● Task brief
Give back nothing but the number of lines in these entries that contain the word "color".
BEGIN Extracted records
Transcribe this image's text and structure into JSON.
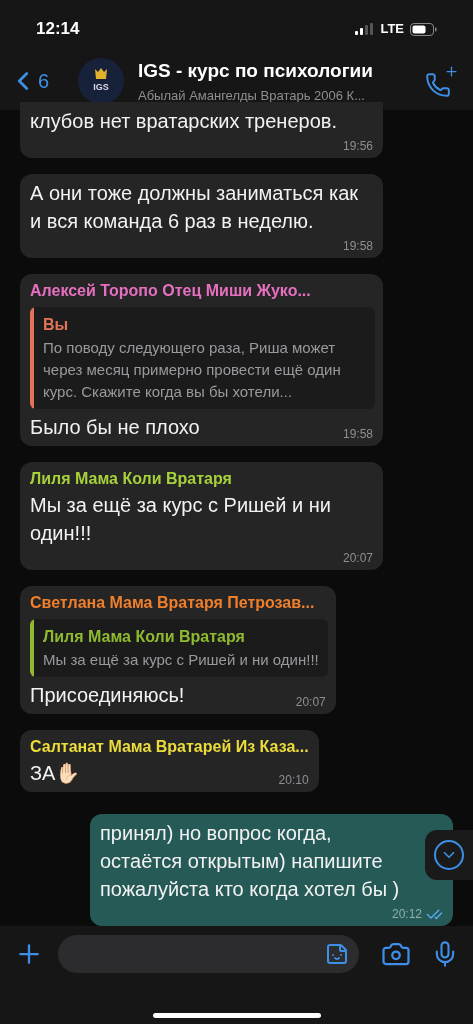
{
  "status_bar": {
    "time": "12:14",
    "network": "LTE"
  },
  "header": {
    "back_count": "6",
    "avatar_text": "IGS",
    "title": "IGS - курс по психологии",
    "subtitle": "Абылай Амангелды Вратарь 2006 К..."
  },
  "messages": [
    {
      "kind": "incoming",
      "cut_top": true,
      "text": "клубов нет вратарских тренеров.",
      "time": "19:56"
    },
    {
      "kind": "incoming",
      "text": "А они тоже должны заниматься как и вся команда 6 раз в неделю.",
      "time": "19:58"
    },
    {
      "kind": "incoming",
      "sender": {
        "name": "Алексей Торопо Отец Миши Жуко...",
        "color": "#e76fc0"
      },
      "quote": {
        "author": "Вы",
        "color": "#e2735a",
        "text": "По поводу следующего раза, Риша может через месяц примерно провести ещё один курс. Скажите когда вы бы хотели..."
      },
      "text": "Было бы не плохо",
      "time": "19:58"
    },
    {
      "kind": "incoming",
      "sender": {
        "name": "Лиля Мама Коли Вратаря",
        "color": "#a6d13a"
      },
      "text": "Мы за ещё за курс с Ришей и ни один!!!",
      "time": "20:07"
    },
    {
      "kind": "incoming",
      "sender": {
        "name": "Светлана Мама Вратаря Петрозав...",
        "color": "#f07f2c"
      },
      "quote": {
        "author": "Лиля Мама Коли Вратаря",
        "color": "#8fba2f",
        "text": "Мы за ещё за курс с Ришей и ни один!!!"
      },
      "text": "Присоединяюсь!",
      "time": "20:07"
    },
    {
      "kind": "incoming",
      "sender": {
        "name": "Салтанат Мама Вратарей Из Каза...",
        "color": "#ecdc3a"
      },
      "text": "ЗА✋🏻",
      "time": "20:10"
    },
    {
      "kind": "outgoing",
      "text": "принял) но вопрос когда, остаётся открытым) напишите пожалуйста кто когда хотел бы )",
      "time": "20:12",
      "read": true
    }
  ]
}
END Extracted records
● Solution to the exercise
6